[Data entries]
########

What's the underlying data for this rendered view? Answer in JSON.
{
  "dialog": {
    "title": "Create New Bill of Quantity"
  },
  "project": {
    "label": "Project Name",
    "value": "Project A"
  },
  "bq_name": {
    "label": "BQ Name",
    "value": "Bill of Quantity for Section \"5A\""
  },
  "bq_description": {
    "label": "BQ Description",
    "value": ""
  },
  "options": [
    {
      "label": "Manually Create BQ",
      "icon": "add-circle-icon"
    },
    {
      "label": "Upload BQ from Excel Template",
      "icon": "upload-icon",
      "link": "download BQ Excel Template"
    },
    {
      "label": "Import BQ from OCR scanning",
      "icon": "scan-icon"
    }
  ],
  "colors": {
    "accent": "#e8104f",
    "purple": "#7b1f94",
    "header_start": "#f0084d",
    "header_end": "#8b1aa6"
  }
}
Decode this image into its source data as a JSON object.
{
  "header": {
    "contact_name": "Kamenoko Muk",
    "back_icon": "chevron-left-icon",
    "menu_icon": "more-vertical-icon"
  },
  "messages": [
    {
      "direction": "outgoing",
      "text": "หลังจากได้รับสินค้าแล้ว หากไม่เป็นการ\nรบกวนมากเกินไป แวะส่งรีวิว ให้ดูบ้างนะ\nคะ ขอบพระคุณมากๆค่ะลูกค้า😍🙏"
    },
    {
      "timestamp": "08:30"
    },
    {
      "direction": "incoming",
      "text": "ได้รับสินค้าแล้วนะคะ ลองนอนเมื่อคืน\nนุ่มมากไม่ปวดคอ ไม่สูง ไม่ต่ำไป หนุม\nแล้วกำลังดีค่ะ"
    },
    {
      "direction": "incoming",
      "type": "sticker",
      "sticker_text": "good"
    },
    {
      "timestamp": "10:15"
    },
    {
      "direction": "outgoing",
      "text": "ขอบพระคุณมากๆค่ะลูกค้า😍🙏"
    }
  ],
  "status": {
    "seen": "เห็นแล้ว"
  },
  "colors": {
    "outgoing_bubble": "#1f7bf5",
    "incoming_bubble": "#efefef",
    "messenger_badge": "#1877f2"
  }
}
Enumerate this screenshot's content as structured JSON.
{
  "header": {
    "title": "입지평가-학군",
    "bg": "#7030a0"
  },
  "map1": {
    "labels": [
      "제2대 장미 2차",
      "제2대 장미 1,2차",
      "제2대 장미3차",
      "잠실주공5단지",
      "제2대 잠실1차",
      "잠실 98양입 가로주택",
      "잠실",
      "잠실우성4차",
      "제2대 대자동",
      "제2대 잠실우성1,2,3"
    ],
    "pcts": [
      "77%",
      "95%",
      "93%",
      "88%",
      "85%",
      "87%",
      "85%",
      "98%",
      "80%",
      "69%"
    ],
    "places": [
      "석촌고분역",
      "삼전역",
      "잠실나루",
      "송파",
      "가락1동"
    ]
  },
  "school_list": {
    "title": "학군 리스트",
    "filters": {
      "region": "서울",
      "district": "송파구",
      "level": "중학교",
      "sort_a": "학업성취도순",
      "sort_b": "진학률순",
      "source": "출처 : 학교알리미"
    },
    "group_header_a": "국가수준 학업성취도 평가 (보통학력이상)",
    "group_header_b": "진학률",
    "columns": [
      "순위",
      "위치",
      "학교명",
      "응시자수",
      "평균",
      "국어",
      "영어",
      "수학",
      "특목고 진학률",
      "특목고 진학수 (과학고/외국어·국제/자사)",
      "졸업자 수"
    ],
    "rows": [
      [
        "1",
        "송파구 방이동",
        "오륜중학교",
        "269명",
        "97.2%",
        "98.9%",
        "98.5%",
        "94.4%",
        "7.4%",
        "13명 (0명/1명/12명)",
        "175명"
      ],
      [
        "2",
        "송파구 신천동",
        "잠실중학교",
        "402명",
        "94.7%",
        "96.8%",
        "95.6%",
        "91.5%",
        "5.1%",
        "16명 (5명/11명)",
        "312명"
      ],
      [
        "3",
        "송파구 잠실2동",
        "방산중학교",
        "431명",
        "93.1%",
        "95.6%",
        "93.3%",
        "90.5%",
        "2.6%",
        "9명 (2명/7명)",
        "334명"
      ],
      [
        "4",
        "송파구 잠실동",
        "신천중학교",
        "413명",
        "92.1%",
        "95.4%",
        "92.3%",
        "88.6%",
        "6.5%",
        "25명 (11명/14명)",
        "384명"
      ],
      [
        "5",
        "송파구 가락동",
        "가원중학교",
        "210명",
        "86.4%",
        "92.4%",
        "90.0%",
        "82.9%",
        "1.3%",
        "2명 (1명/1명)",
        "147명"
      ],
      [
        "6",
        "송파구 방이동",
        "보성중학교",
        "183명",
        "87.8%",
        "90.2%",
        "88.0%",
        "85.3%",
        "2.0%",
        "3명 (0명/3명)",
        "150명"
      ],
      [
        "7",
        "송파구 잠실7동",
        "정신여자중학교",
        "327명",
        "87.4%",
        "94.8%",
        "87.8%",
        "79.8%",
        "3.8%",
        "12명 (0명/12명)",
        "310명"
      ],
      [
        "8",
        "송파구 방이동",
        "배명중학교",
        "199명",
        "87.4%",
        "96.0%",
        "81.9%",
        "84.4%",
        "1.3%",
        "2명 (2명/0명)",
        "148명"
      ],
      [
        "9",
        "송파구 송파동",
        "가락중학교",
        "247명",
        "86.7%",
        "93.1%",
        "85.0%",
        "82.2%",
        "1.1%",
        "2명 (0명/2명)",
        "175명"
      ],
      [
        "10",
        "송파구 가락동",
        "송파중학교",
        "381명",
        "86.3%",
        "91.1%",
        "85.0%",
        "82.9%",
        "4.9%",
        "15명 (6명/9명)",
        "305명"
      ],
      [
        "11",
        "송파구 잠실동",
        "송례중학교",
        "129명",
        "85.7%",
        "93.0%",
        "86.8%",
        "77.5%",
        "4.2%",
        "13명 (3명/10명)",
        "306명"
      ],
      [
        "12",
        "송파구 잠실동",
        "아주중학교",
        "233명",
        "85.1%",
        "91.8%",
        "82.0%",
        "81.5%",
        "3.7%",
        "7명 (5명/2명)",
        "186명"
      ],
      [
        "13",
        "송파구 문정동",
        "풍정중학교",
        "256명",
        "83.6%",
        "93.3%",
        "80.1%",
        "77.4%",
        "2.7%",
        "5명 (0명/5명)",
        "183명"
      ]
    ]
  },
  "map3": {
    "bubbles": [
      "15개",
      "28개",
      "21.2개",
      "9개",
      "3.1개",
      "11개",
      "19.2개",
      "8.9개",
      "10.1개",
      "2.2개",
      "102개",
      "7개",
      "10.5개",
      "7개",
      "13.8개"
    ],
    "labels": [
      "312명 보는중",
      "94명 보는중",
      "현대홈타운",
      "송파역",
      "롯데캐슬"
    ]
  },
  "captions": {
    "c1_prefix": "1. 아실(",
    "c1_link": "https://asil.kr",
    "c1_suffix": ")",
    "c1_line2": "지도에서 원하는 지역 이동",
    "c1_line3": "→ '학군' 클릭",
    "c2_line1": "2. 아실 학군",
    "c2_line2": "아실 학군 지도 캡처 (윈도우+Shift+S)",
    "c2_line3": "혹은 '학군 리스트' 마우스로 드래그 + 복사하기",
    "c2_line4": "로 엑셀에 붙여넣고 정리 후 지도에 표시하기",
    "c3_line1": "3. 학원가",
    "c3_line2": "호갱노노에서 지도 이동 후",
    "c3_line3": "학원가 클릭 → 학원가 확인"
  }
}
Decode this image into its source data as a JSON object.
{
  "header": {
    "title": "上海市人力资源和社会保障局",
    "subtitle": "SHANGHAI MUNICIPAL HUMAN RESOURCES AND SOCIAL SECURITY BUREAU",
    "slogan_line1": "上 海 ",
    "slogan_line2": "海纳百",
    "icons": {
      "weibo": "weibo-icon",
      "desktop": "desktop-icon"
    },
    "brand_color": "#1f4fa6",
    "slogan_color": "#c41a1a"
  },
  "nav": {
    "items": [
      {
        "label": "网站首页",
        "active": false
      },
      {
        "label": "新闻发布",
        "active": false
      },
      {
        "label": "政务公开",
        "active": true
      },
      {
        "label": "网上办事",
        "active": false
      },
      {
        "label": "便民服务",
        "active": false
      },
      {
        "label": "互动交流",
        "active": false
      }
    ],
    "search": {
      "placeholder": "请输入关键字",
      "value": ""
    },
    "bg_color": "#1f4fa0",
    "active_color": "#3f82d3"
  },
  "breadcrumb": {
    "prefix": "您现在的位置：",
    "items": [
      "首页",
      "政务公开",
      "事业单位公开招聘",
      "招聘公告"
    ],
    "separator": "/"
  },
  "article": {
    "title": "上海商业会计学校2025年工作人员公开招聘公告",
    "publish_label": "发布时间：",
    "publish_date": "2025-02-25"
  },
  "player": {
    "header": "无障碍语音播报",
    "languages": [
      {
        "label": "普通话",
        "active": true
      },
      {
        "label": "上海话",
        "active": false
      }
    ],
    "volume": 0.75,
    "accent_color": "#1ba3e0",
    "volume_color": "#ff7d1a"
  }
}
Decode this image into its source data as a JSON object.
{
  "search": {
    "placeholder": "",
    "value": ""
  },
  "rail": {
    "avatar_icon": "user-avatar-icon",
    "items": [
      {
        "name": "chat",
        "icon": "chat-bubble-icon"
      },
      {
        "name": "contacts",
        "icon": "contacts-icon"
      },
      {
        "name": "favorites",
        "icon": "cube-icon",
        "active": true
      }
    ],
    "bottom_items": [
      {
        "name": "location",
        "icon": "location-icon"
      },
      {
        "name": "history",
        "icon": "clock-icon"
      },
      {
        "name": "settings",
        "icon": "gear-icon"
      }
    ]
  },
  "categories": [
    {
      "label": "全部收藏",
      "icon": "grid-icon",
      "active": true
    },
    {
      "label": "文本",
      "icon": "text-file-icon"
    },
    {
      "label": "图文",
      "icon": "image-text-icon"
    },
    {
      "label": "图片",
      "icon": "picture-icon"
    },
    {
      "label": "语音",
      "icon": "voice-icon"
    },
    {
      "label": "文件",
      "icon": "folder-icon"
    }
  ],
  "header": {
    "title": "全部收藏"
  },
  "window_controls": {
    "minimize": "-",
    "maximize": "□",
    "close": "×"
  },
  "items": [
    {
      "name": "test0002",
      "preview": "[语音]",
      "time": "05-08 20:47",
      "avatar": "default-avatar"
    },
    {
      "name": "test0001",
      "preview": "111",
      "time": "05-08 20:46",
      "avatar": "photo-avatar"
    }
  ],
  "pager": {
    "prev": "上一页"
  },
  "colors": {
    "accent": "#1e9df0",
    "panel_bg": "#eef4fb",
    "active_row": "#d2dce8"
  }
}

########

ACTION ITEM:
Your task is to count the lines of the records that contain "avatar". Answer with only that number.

ANSWER TO THIS TASK:
3